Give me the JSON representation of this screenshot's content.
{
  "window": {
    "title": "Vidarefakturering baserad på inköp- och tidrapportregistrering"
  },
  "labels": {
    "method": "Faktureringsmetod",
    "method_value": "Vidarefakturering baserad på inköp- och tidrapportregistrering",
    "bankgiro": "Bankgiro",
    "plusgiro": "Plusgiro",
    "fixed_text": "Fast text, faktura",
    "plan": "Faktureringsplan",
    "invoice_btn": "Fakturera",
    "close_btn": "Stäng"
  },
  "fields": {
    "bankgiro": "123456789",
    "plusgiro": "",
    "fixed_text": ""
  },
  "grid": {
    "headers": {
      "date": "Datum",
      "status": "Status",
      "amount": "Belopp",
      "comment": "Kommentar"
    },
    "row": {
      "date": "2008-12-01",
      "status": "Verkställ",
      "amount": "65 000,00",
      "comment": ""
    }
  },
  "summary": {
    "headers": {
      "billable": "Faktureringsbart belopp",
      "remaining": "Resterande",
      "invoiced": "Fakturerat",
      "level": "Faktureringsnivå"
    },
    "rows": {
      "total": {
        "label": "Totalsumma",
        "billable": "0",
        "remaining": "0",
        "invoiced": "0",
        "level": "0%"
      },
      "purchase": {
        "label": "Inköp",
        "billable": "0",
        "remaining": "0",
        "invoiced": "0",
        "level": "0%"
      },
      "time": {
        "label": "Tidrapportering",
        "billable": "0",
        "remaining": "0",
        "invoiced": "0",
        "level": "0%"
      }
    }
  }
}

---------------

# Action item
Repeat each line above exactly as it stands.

# Task solution
Give me the JSON representation of this screenshot's content.
{
  "window": {
    "title": "Vidarefakturering baserad på inköp- och tidrapportregistrering"
  },
  "labels": {
    "method": "Faktureringsmetod",
    "method_value": "Vidarefakturering baserad på inköp- och tidrapportregistrering",
    "bankgiro": "Bankgiro",
    "plusgiro": "Plusgiro",
    "fixed_text": "Fast text, faktura",
    "plan": "Faktureringsplan",
    "invoice_btn": "Fakturera",
    "close_btn": "Stäng"
  },
  "fields": {
    "bankgiro": "123456789",
    "plusgiro": "",
    "fixed_text": ""
  },
  "grid": {
    "headers": {
      "date": "Datum",
      "status": "Status",
      "amount": "Belopp",
      "comment": "Kommentar"
    },
    "row": {
      "date": "2008-12-01",
      "status": "Verkställ",
      "amount": "65 000,00",
      "comment": ""
    }
  },
  "summary": {
    "headers": {
      "billable": "Faktureringsbart belopp",
      "remaining": "Resterande",
      "invoiced": "Fakturerat",
      "level": "Faktureringsnivå"
    },
    "rows": {
      "total": {
        "label": "Totalsumma",
        "billable": "0",
        "remaining": "0",
        "invoiced": "0",
        "level": "0%"
      },
      "purchase": {
        "label": "Inköp",
        "billable": "0",
        "remaining": "0",
        "invoiced": "0",
        "level": "0%"
      },
      "time": {
        "label": "Tidrapportering",
        "billable": "0",
        "remaining": "0",
        "invoiced": "0",
        "level": "0%"
      }
    }
  }
}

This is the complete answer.